However, since the company had been debarred, there was no way to pursue the NCAT case.

Although she received the maximum insurance payment of $340,000, it is not enough to rebuild her house and pay medical bills.

“They gave me this money to make me leave. We are stuck now, it is better to tear down the house and rebuild. We don’t have enough money to do this,” she said.

Forwood called for an act of grace, which is when a minister decides a payment is “appropriate due to special circumstances”.

NSW Customer Service Minister Victor Dominello is currently considering his candidacy.
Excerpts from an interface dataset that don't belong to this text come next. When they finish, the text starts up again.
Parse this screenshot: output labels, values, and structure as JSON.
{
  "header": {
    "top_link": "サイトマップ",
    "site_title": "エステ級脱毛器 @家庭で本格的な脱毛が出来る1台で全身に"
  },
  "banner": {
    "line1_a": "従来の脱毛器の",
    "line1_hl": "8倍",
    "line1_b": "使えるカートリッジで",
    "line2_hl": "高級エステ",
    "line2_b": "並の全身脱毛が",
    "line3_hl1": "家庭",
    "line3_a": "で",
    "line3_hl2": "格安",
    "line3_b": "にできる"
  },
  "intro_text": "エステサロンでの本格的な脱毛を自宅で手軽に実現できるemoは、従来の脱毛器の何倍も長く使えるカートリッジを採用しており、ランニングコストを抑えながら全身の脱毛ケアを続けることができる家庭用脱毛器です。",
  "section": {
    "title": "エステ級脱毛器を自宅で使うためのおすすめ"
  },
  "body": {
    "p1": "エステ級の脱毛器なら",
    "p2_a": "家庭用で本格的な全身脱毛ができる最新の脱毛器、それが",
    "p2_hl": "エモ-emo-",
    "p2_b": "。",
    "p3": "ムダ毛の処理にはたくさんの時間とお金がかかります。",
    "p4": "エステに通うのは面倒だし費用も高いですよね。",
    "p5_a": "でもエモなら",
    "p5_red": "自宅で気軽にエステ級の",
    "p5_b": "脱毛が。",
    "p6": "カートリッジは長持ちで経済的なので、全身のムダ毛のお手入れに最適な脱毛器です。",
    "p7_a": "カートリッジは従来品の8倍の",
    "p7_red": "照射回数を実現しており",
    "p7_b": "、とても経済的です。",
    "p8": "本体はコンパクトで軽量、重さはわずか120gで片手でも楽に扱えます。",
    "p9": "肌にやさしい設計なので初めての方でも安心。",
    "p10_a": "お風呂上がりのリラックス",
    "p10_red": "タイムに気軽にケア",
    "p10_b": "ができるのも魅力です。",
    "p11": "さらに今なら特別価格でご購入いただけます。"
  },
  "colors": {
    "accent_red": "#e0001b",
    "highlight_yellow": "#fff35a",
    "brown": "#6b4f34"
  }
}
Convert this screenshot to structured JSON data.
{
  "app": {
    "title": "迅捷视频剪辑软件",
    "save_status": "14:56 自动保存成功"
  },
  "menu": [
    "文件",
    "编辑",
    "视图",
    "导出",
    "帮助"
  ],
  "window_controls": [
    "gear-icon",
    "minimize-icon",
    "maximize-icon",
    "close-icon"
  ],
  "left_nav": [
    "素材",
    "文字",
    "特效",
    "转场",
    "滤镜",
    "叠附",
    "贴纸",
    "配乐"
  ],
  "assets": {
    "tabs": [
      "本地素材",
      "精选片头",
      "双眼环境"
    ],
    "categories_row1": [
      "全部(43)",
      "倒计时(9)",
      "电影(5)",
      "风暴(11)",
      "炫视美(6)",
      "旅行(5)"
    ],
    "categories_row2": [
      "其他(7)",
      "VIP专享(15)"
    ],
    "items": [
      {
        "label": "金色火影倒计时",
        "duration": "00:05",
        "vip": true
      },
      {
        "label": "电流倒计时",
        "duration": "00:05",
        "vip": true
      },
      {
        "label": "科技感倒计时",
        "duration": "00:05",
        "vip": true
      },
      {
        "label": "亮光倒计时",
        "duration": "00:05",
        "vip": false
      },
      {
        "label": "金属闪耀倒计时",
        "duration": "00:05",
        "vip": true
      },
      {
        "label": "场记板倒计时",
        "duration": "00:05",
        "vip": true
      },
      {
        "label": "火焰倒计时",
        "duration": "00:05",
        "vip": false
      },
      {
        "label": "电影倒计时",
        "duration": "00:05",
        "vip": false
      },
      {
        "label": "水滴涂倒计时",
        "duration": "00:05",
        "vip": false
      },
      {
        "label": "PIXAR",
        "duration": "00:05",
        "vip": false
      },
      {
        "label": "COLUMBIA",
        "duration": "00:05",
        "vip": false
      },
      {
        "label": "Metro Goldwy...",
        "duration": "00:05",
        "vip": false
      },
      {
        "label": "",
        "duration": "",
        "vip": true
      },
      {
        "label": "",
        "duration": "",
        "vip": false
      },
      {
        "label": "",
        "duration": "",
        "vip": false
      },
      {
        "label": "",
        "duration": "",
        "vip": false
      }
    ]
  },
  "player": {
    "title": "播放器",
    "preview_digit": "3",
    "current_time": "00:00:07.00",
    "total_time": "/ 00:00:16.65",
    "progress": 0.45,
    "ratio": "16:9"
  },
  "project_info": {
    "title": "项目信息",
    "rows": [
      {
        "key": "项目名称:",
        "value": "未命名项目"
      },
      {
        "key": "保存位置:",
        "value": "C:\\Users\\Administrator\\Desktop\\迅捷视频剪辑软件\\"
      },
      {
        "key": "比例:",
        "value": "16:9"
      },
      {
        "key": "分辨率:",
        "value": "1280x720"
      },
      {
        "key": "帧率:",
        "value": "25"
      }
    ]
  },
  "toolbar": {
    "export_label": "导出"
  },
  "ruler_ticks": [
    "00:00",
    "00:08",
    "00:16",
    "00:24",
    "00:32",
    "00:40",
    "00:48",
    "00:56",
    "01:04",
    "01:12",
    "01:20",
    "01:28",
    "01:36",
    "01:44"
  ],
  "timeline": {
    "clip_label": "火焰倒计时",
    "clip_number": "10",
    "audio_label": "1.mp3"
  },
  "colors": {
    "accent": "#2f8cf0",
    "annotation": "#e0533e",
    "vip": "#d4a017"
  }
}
She is hoping for another $200,000.

At the end of September, Keir’s planning permission was suspended after Forwood’s case reached the office of NSW Fair Trading Commissioner Natasha Mann.

“I am pleased to inform you that the decision regarding Keir and the recommended disciplinary action against him as a result of our investigation has been made,” the notice read.

Keir is now banned for five years from holding a building permit or being a company director. understands he is considering appealing the decision.

At a parliamentary committee in August, Mann said she was “quite horrified” to hear about the faulty house in Forwood.

Abigail Boyd, a Greens member of the NSW Legislative Council, questioned why Keir initially renewed his planning permission, despite his long experience of failing businesses.

“But how did it happen in the first place?” Boyd asked. “Is there a communication breakdown? This is a very serious case that has resulted in serious harm. This is something he (Keir) was fined for.

“His company was deregistered… and yet he was able to renew his individual building permit. How is it? Is there a systemic problem here? Boyd asked the parliamentary committee.

In response, Mann said, “Her application, ironically, came the same day I first met her, so she was processed, I guess, because those inquiries were ongoing.”

She said their online systems weren’t always updated instantly and could take a few days to process, so it went unreported until Forwood brought the matter to her attention.

In conversation with, Boyd said: “There are significant systematic issues…ASIC is not a watchdog of consumers, it is a watchdog of markets .”

His office has been pushing for new legislation that would see a builder automatically lose their license if their company’s license is suspended or revoked, which was not in place before.

[email protected]

Read related topics:sydney